For nearly two years now, the government of the United States has known that a “Fiscal Cliff” would begin squeezing the U.S. economy on January 1st, 2013, during a weak economic recovery.
The government has known this because the government created the Fiscal Cliff in the first place.
But, for nearly two years, the government has done nothing.
Worse, for nearly two years now, our government has known that the United States would once again bump up against its “debt ceiling” in early 2013.
The government has known this because, last time the country hit the debt ceiling, the government hiked the ceiling only far enough to reach this point.
And yet, for nearly two years, the government has done nothing.
So now we’re a week away from going over the Fiscal Cliff.
Worse, our Treasury Secretary reminds us, we’re a week away from hitting the debt ceiling and starting a ~2 month countdown to the date on which we will be forced to default on our debt.
Default on our debt.
Are we Greece?
Are we Argentina?
Are we some banana republic that never had any intention of or ability to paying back the money we’ve borrowed (from ourselves, among others)?
If we aren’t–and I certainly hope we aren’t–then why on earth is our government even raising the possibility that we might default?
Is our government really that pathetic and irresponsible that stubborn ideology and politics would make this a possibility?
Apparently, the answer is “yes.”
No wonder so many people hate Congress. No wonder so many people think this country has lost its way.

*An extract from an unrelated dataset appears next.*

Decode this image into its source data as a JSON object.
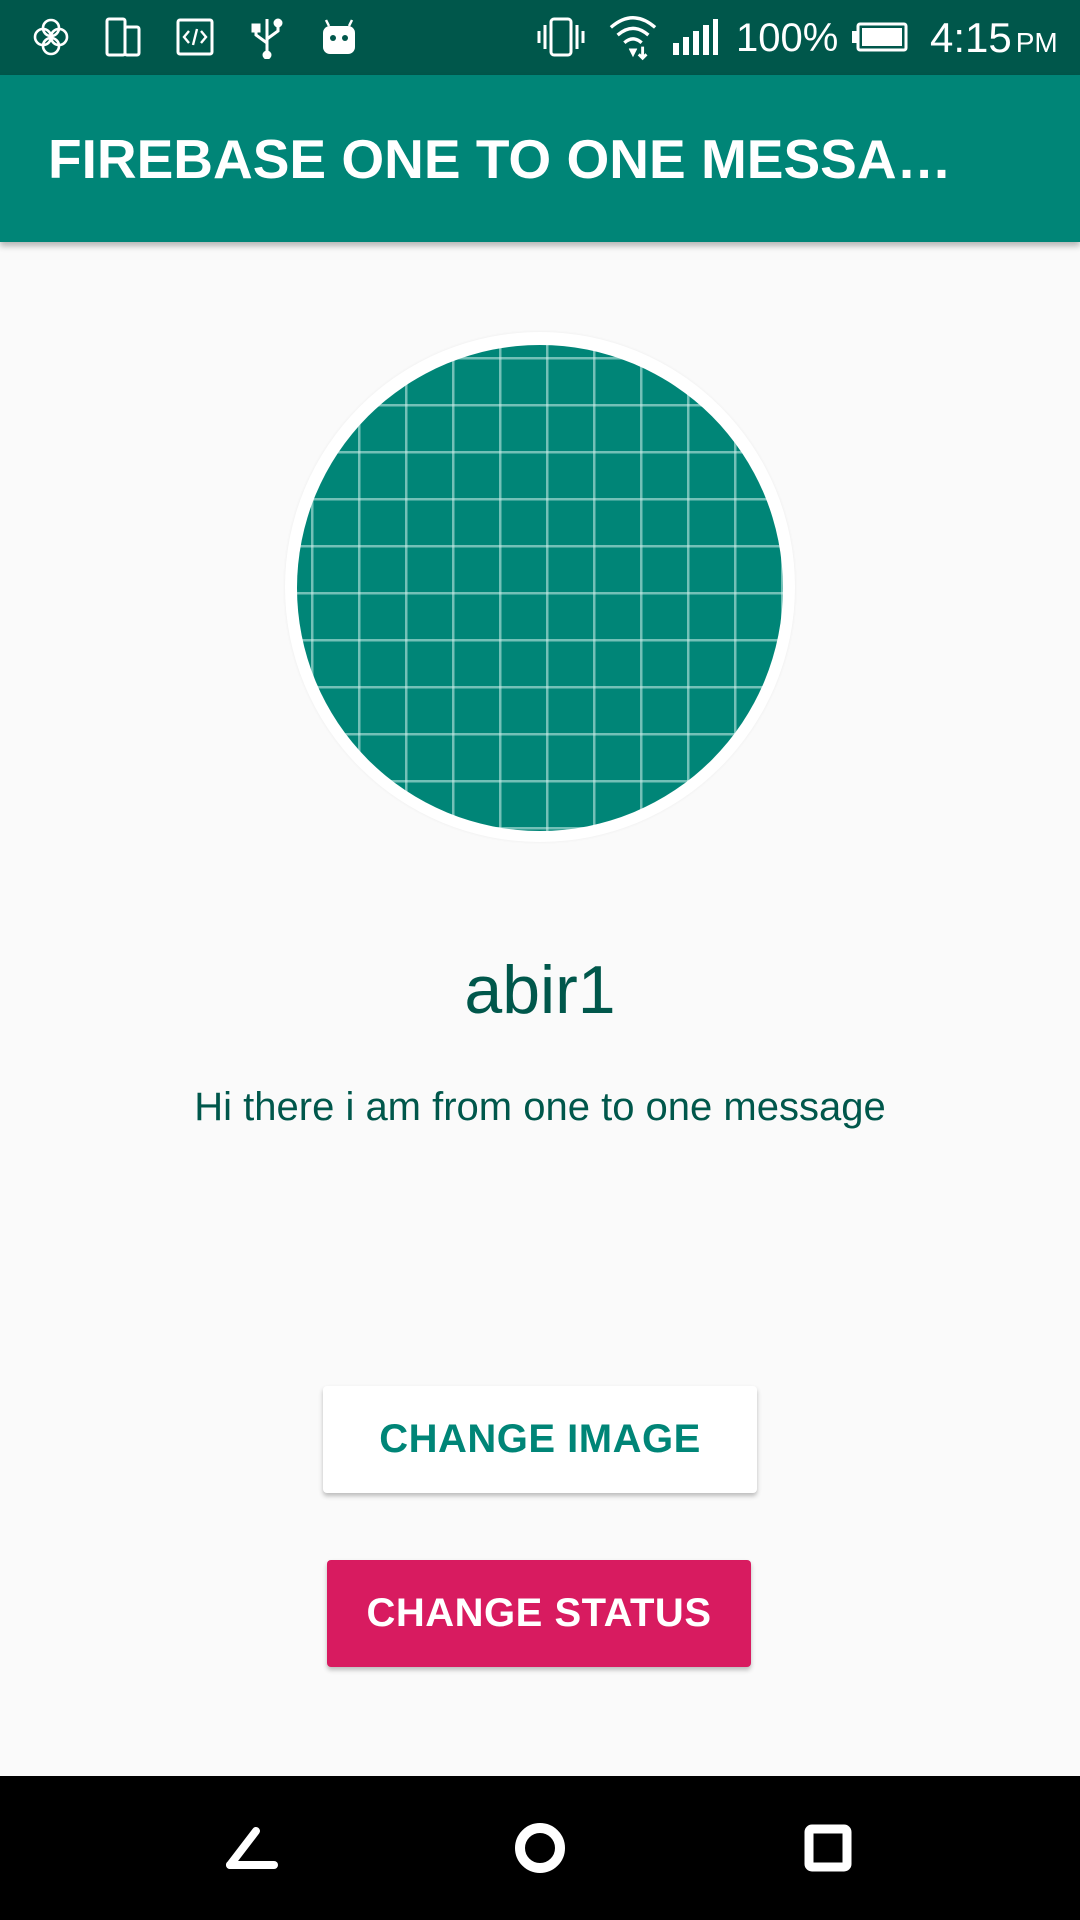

We sent our leaders to Washington to lead, not to piss and moan and point fingers and make accusatory speeches. And now, in a spectacular display of incompetence, they’re driving us right over the cliff.
The way to lead when there is strong disagreement about the way forward is to compromise, not to threaten to default, punish ordinary Americans, whine, and otherwise act like toddlers in a sandbox.

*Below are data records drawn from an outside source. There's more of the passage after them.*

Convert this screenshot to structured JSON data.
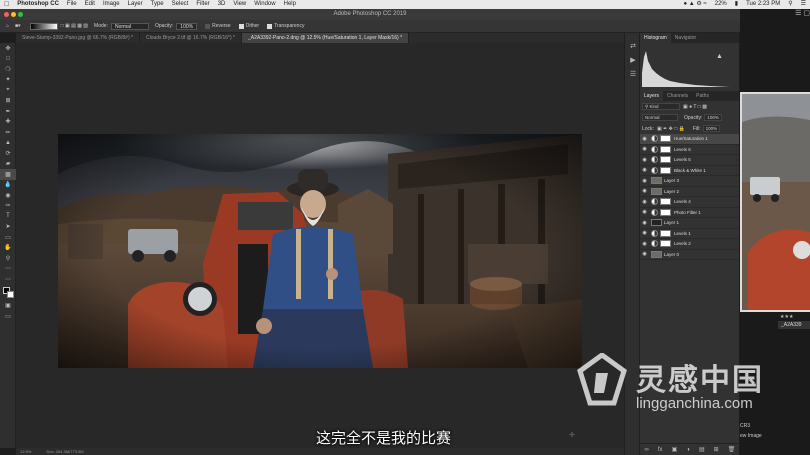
{
  "menubar": {
    "app": "Photoshop CC",
    "items": [
      "File",
      "Edit",
      "Image",
      "Layer",
      "Type",
      "Select",
      "Filter",
      "3D",
      "View",
      "Window",
      "Help"
    ],
    "battery": "22%",
    "clock": "Tue 2:23 PM"
  },
  "window": {
    "title": "Adobe Photoshop CC 2019"
  },
  "options": {
    "mode_label": "Mode:",
    "mode_value": "Normal",
    "opacity_label": "Opacity:",
    "opacity_value": "100%",
    "reverse": "Reverse",
    "dither": "Dither",
    "transparency": "Transparency"
  },
  "tabs": [
    {
      "label": "Steve-Stamp-3392-Pano.jpg @ 66.7% (RGB/8#) *"
    },
    {
      "label": "Clouds Bryce 2.tif @ 16.7% (RGB/16*) *"
    },
    {
      "label": "_A2A3392-Pano-2.dng @ 12.5% (Hue/Saturation 1, Layer Mask/16) *"
    }
  ],
  "status": {
    "zoom": "12.5%",
    "doc": "Doc: 264.3M/773.0M"
  },
  "subtitle": "这完全不是我的比赛",
  "panels": {
    "top_tabs": [
      "Histogram",
      "Navigator"
    ],
    "layer_tabs": [
      "Layers",
      "Channels",
      "Paths"
    ],
    "kind": "Kind",
    "blend": "Normal",
    "opacity_label": "Opacity:",
    "opacity": "100%",
    "lock_label": "Lock:",
    "fill_label": "Fill:",
    "fill": "100%",
    "layers": [
      {
        "name": "Hue/Saturation 1",
        "type": "adjustment",
        "selected": true
      },
      {
        "name": "Levels 6",
        "type": "adjustment"
      },
      {
        "name": "Levels 5",
        "type": "adjustment"
      },
      {
        "name": "Black & White 1",
        "type": "adjustment"
      },
      {
        "name": "Layer 3",
        "type": "pixel"
      },
      {
        "name": "Layer 2",
        "type": "pixel"
      },
      {
        "name": "Levels 4",
        "type": "adjustment"
      },
      {
        "name": "Photo Filter 1",
        "type": "adjustment"
      },
      {
        "name": "Layer 1",
        "type": "pixel-dark"
      },
      {
        "name": "Levels 1",
        "type": "adjustment"
      },
      {
        "name": "Levels 2",
        "type": "adjustment"
      },
      {
        "name": "Layer 0",
        "type": "pixel"
      }
    ]
  },
  "desk": {
    "stars": "★★★",
    "file_label": "_A2A339",
    "caption1": "CR3",
    "caption2": "ew Image"
  },
  "watermark": {
    "brand_cn": "灵感中国",
    "brand_en": "lingganchina.com"
  }
}
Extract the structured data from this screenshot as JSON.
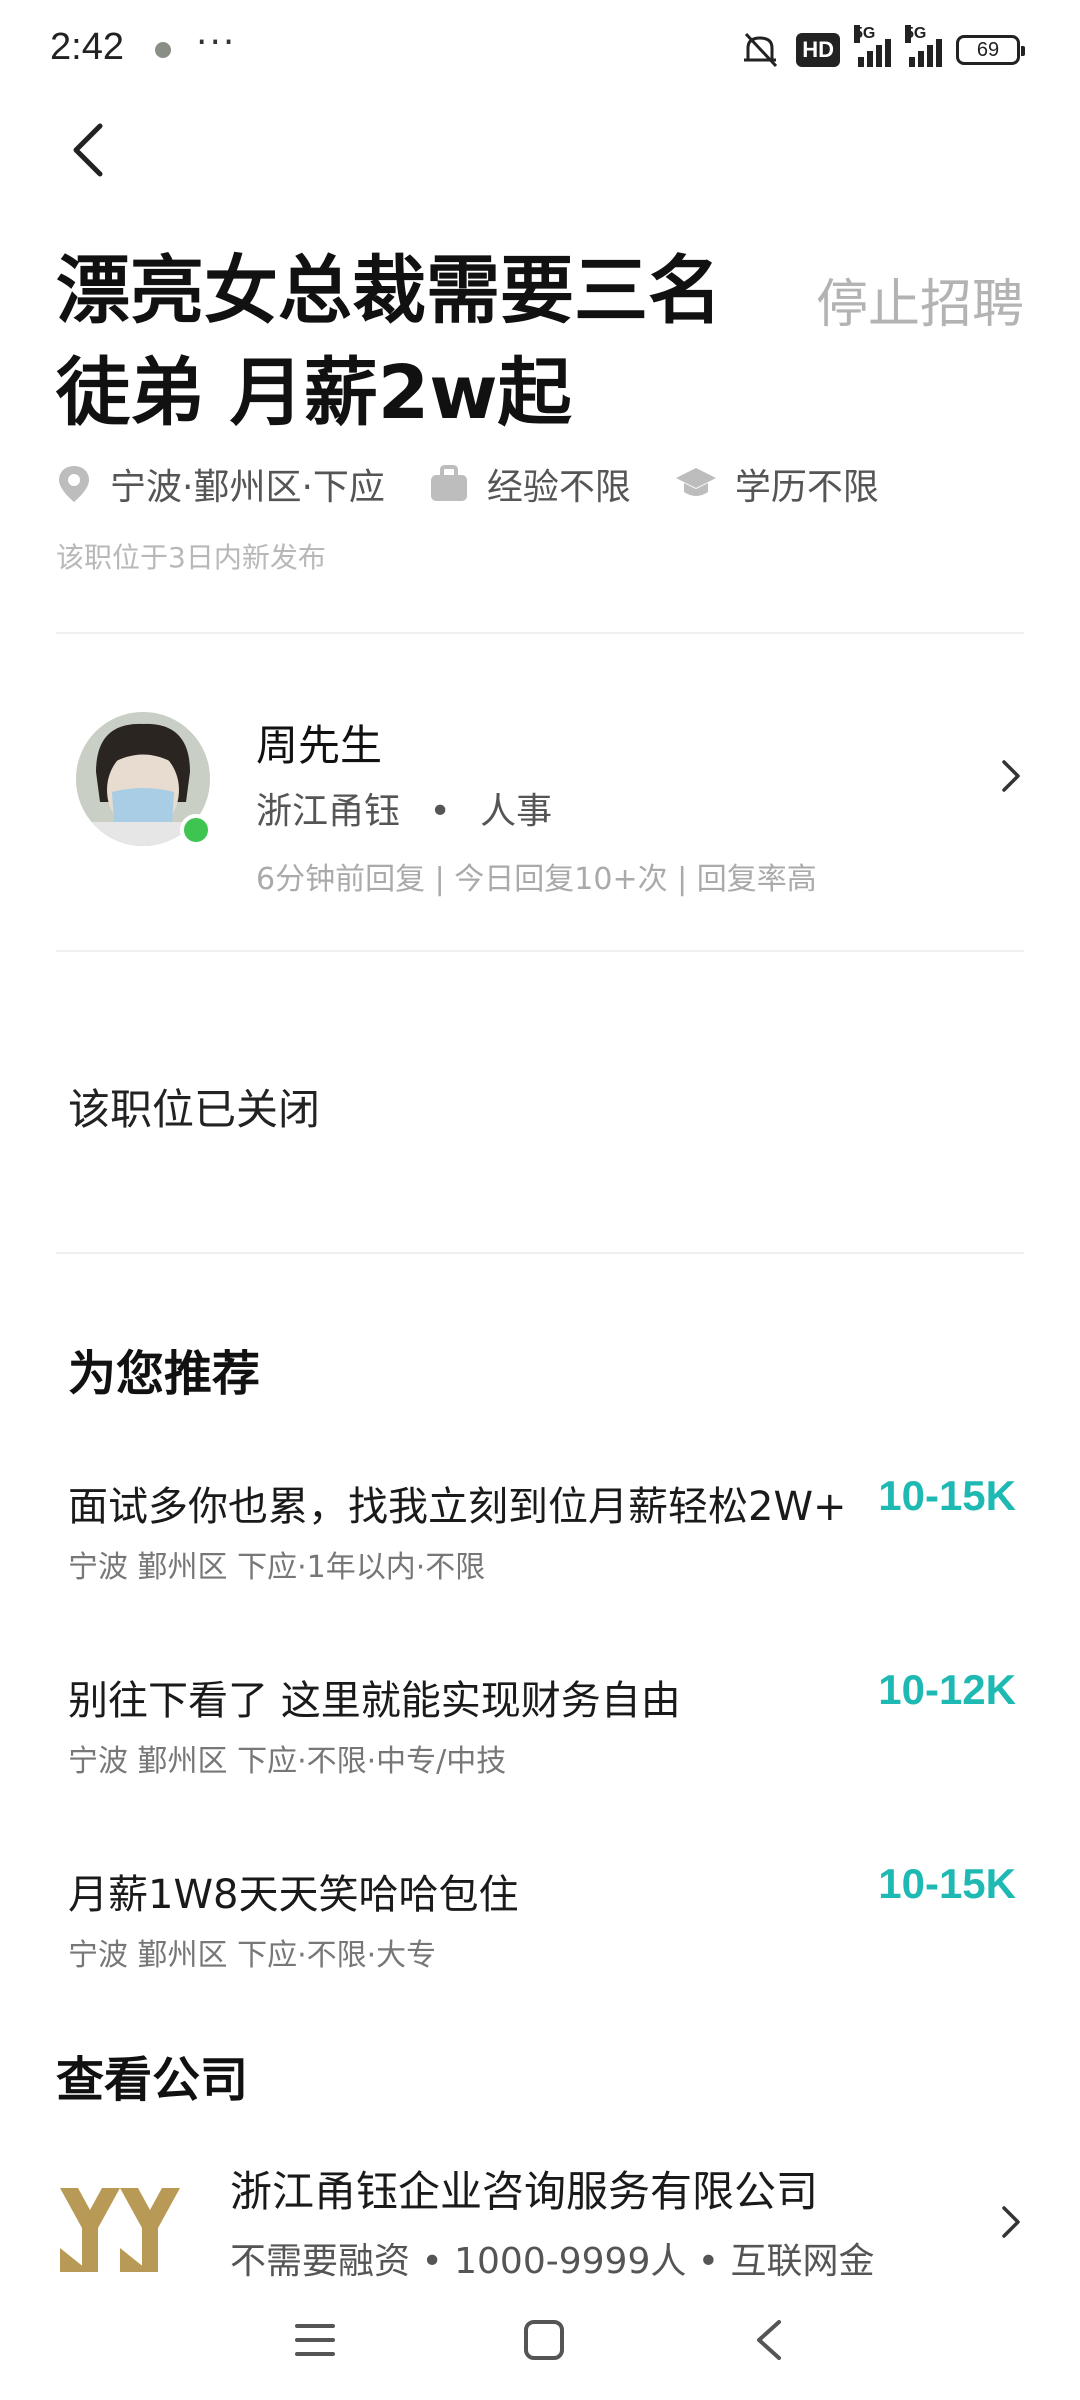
{
  "status_bar": {
    "time": "2:42",
    "more": "···",
    "hd": "HD",
    "net1": "5G",
    "net2": "5G",
    "battery": "69"
  },
  "job": {
    "title": "漂亮女总裁需要三名徒弟 月薪2w起",
    "stop_label": "停止招聘",
    "location": "宁波·鄞州区·下应",
    "experience": "经验不限",
    "education": "学历不限",
    "posted": "该职位于3日内新发布"
  },
  "recruiter": {
    "name": "周先生",
    "company": "浙江甬钰",
    "separator": "•",
    "role": "人事",
    "reply_info": "6分钟前回复 | 今日回复10+次 | 回复率高"
  },
  "closed_notice": "该职位已关闭",
  "recommend": {
    "title": "为您推荐",
    "jobs": [
      {
        "title": "面试多你也累，找我立刻到位月薪轻松2W+",
        "salary": "10-15K",
        "sub": "宁波 鄞州区 下应·1年以内·不限"
      },
      {
        "title": "别往下看了 这里就能实现财务自由",
        "salary": "10-12K",
        "sub": "宁波 鄞州区 下应·不限·中专/中技"
      },
      {
        "title": "月薪1W8天天笑哈哈包住",
        "salary": "10-15K",
        "sub": "宁波 鄞州区 下应·不限·大专"
      }
    ]
  },
  "company": {
    "section_title": "查看公司",
    "name": "浙江甬钰企业咨询服务有限公司",
    "info": "不需要融资 • 1000-9999人 • 互联网金"
  },
  "colors": {
    "salary": "#1fb9b3",
    "online": "#3ec451",
    "logo": "#b89a56"
  },
  "icons": [
    "back-arrow-icon",
    "location-pin-icon",
    "briefcase-icon",
    "graduation-cap-icon",
    "chevron-right-icon",
    "menu-icon",
    "home-square-icon",
    "back-triangle-icon"
  ]
}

The reasonable, responsible people in our government–of both parties–need to come together and cut a deal on the Fiscal Cliff.
The first element of that deal has to be to raise the debt ceiling to a level that the country should never reach as long as Congress follows through with a reasonable long-term debt reduction plan. And an agreement to work out that plan in the next year needs to be the second element of the deal.
And if the government is just too myopic and polarised to reach a deal on the Cliff, then, at the very least, the debt ceiling should immediately be hiked.
Anything else is irresponsible and pathetic.